    One has to understand that we, Mankind, always will demand more and more, even if in the short term there is no apparent reason to certain technological demands.
    In the electronics and IT area this "short term" vision is only a couple of Months, maybe a year until a Ultra-Turbo-charged Graphics card, portable computer ... whatever ... gets a new use, a new Software, a new service to take advantage of it, and a really big Customer base.
    If some projects are Very bad Managed and sold is the fault of completly ignorant "managers", aka ignorant salesman.
    Just to give you guys an idea: Five years ago I bought a Yamaha YZR 1000 (ThunderAce). the bike had 145HP and 200Kg of weight.
    I though ... my God! This Rocks! This is more power than I can need in a Lifetime! This is way overpowered for anyone running a SportsBike on the road. ...
    Guess What: Today I see the Bike as a very slow respond motor .. it is not even a Sports Bike to me ... lattests Models all have 180HP+ Ram air effect (+/-186HP) and weight 180KG ... without any type of aditional power commender (Dynojet) control on the injectors ...
    There are even model with 200HP and 140Kg (the new Ducati). And guess what: They sell like candy!
    Why? Because there is always a market for the best there is arround! No matter waht it is, and in what product area it is!
    If one looks at the issue with a single application and single scenario in mind of course things will be quite different.

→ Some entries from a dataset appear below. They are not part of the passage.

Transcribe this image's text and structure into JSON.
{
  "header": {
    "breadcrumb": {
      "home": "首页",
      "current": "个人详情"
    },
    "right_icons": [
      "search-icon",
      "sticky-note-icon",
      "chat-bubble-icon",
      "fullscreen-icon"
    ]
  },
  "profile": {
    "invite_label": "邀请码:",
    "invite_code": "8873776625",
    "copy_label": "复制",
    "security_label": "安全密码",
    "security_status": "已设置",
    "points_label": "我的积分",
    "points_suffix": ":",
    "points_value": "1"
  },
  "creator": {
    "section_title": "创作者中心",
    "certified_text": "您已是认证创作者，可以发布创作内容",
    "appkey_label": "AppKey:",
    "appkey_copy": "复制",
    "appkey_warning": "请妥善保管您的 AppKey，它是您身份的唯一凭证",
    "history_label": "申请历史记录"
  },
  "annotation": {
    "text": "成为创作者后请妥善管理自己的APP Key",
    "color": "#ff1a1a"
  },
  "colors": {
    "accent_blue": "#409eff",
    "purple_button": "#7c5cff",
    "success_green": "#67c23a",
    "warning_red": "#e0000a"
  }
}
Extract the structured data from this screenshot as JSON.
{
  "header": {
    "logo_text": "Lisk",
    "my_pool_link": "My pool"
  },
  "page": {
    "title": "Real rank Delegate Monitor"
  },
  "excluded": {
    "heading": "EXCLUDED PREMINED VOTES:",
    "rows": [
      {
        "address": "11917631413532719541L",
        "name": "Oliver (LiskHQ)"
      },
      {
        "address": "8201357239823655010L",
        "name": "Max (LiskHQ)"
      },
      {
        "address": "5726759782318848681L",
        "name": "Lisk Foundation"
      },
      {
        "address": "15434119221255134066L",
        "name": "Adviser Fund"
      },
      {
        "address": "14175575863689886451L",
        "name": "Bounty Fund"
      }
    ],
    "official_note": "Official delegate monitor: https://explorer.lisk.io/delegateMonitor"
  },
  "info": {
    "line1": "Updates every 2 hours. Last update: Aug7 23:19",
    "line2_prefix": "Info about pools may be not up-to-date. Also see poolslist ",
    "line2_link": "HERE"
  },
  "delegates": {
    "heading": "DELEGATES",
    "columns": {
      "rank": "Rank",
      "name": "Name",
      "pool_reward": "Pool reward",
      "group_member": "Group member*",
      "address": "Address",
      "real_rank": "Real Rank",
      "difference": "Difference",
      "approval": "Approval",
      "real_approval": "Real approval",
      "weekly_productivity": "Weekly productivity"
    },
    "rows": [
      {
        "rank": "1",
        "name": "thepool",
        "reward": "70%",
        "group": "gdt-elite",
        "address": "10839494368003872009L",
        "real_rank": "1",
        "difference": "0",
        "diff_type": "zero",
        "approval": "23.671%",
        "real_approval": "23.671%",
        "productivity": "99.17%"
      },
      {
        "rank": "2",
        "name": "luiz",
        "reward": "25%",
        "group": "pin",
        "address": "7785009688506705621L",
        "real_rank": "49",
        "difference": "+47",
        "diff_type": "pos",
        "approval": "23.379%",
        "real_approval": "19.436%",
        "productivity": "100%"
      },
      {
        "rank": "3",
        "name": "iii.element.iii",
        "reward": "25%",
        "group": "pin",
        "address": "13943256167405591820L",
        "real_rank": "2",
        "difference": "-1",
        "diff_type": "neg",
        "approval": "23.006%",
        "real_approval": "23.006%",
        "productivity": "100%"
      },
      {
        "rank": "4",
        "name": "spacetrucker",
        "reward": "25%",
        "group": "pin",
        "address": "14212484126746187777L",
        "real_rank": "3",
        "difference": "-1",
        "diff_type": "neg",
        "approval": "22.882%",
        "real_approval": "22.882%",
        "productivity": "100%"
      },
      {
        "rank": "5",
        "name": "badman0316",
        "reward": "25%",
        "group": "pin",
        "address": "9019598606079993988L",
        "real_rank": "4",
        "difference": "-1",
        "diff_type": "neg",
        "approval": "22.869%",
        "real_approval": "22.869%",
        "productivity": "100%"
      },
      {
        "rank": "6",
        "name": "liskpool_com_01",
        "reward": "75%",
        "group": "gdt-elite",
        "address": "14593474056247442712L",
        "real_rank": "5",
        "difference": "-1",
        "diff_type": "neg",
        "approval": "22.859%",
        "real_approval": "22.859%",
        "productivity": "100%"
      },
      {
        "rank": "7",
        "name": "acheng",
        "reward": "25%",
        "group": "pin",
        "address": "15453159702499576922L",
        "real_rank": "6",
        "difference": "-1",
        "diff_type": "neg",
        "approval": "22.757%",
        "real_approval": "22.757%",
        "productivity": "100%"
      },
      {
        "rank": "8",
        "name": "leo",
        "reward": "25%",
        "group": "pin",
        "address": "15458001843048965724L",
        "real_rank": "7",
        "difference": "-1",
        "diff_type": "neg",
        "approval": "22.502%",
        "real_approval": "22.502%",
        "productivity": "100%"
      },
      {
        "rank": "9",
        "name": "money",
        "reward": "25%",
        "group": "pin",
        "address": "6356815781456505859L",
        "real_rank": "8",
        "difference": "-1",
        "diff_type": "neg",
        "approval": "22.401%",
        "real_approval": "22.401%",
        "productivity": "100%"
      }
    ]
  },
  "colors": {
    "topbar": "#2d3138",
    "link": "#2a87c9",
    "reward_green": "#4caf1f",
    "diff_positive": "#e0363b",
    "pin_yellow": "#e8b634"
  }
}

    Regards,
    Pedro

    The examples are so many that
    p_msac@...